Scan the records for "icon" and copy each line that contains it.

(Excerpts from an interface dataset)
*** Block opens ***

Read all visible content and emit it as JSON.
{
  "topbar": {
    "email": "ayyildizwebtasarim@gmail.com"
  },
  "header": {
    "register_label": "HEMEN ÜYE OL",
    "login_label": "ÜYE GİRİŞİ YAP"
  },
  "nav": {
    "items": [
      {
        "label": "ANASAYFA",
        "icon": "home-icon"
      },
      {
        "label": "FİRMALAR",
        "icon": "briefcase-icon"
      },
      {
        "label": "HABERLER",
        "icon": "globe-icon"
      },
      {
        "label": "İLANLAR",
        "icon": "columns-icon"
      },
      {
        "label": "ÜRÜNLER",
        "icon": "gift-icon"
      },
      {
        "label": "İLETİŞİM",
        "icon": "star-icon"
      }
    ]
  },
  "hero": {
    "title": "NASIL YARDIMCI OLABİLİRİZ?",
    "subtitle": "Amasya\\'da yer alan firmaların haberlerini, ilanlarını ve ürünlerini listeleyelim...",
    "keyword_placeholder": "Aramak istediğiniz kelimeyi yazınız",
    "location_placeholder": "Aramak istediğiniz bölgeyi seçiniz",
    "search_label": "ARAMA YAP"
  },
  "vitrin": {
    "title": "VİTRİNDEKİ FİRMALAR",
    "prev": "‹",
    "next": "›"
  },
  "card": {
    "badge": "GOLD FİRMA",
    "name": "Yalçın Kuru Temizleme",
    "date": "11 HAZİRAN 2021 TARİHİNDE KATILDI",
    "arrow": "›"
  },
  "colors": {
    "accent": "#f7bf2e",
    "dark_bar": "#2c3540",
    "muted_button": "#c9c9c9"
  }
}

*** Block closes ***
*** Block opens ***

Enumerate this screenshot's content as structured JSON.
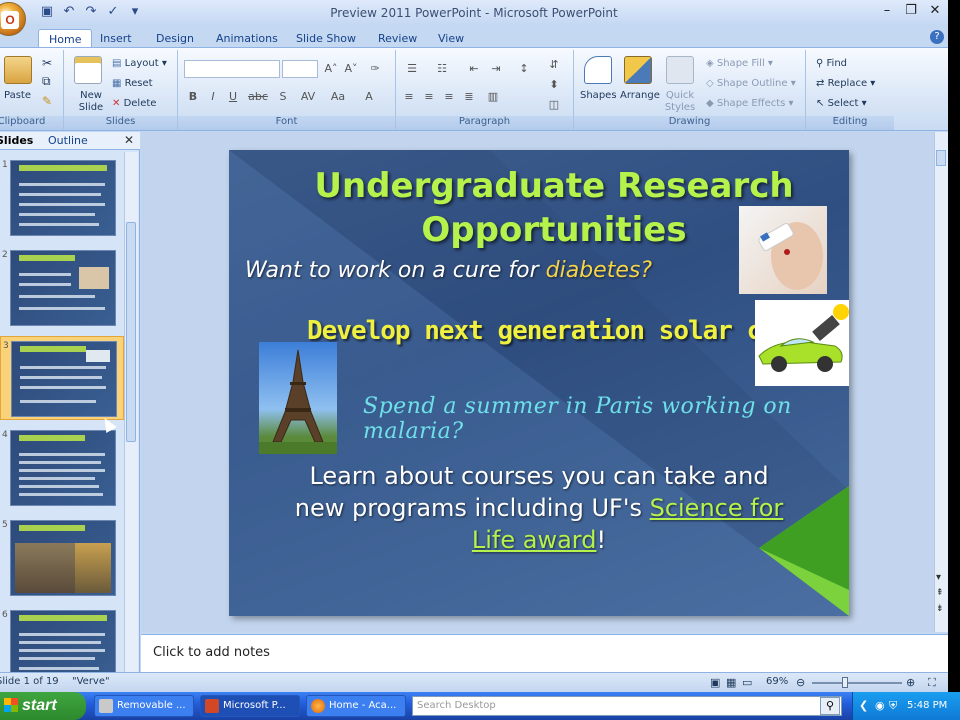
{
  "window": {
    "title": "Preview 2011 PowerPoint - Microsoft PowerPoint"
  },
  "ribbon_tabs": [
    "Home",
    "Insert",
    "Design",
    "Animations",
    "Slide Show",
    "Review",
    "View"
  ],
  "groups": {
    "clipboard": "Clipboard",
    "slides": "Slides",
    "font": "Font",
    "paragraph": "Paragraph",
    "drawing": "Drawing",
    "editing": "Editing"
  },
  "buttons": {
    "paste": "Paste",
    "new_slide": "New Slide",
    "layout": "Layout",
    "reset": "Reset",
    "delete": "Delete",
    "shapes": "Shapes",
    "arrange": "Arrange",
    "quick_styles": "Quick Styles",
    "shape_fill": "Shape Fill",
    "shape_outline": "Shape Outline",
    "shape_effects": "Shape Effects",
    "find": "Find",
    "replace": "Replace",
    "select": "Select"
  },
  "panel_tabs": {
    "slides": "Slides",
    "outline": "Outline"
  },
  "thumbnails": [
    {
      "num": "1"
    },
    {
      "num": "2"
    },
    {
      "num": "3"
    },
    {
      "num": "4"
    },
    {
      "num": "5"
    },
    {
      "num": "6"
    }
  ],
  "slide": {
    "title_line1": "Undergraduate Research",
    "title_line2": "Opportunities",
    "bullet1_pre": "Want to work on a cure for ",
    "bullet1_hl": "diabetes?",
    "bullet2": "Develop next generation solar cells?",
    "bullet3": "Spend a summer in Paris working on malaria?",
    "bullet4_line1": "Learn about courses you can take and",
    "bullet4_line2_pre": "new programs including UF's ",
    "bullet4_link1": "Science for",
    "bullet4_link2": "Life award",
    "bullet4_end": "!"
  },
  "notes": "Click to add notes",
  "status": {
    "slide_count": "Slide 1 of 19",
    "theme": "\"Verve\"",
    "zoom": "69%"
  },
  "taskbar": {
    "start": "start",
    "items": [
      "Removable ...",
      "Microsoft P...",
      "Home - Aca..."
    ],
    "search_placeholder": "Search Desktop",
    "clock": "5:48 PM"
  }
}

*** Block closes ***

▶ Answer space:
        "icon": "home-icon"
        "icon": "briefcase-icon"
        "icon": "globe-icon"
        "icon": "columns-icon"
        "icon": "gift-icon"
        "icon": "star-icon"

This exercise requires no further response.